The lake is also the source of much of the fresh water enjoyed by millions of people around the Great Lakes region. The water is important not only for drinking but also for everyday needs like cooking, cleaning and washing. As such, it is essential for the livelihoods of countless communities as well as for the commercial and industrial enterprises that rely on a steady supply of clean water.

That said, Lake Superior’s environmental health can have a tremendous impact on the local economy. Pollution and overfishing, for example, can have devastating effects for businesses in the region, resulting in job losses, loss of investment and decreased tourism. It is therefore imperative that the health and integrity of the lake be maintained to ensure its longevity and continuity as a source of livelihood for future generations.

Tourism and Recreational Activities

As the largest and grandest of the Great Lakes, Lake Superior is an attractive destination for tourists, beach entertainers and outdoor adventurers. Every year, millions of travelers are attracted to the lake’s scenic beauty, historic sites and cultural attractions. The lake provides great opportunities for recreational activities such as fishing, sailing, kayaking and, of course, swimming.

The lake’s shoreline is also an ideal destination for beach enthusiasts, as the sand is just soft enough to provide a comfortable, yet safe environment. Throughout the summer months, Lake Superior’s shorelines are filled with people enjoying the sun and swimming in the refreshing waters. There are also many boat rides and tour companies, ready to take visitors out into the depths of the lake for a unique experience.

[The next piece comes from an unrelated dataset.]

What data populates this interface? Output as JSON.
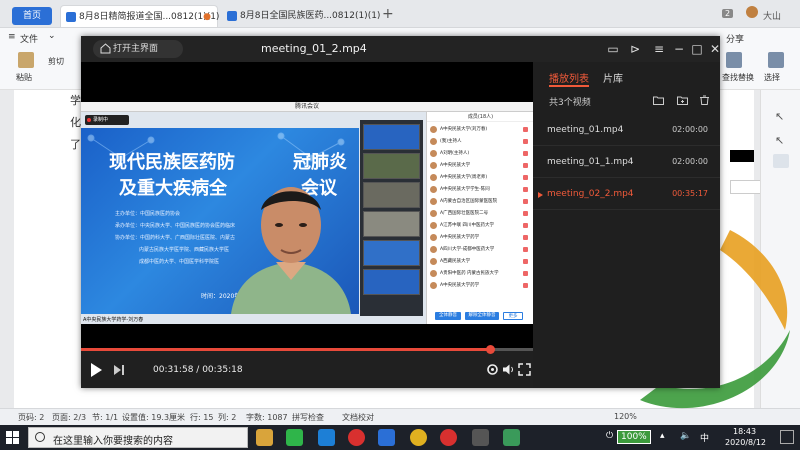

One of the most popular attractions is the Pictured Rocks National Lakeshore, which features deep turquoise lakes and bright orange sandstone cliffs. Visitors can also explore shipwrecks, waterfalls, caves and wildlife, as well as hiking, camping, rock climbing and kayaking opportunities. Whatever the activity, visitors should always remain aware of safety precautions such as wearing life jackets and following boating laws.

Preservation of the Great Lake Superior

In light of the potential dangers posed by Lake Superior, the preservation of the lake for future generations is paramount. Conservation efforts have focused on reducing pollution and restoring habitats, but there is still much work to be done. Environmental advocates have been pushing for more stringent regulations on pollutants such as sewage, agricultural run-off and industrial waste, as well as more stringent limits on activities such as fishing and boating.

Public education is also key in protecting the lake – by raising awareness of the lake’s significance and need for conservation, governments can ensure that future generations can benefit from and enjoy the lake. Lastly, increased collaboration between local and international organisations, as well as between Canada and the US, can contribute to the protection of the lake.


Lake Superior is an incredible natural wonder that has mesmerized people for generations. It also provides economic benefits to local communities, as well as fresh water sources. Despite the lake’s beauty however, its turbulent waters can also be incredibly dangerous and unpredictable, making precautionary measures essential for anyone venturing out onto its waters. On top of that, the lake’s environmental health is facing massive challenges, requiring conservation efforts from all sectors to ensure its sustainability.

Todd Hashimoto is a nature writer and enthusiast. He has a special interest in ecotourism, particularly for lakes around the world. He has traveled extensively for his research, visiting some of the most renowned bodies of water on every continent. His writing covers topics like lake ecology and conservation as well as interesting historical and cultural facts about famous lakes. He is passionate about bringing attention to the beauty and importance of these natural wonders in hopes of promoting their protection.

Leave a Comment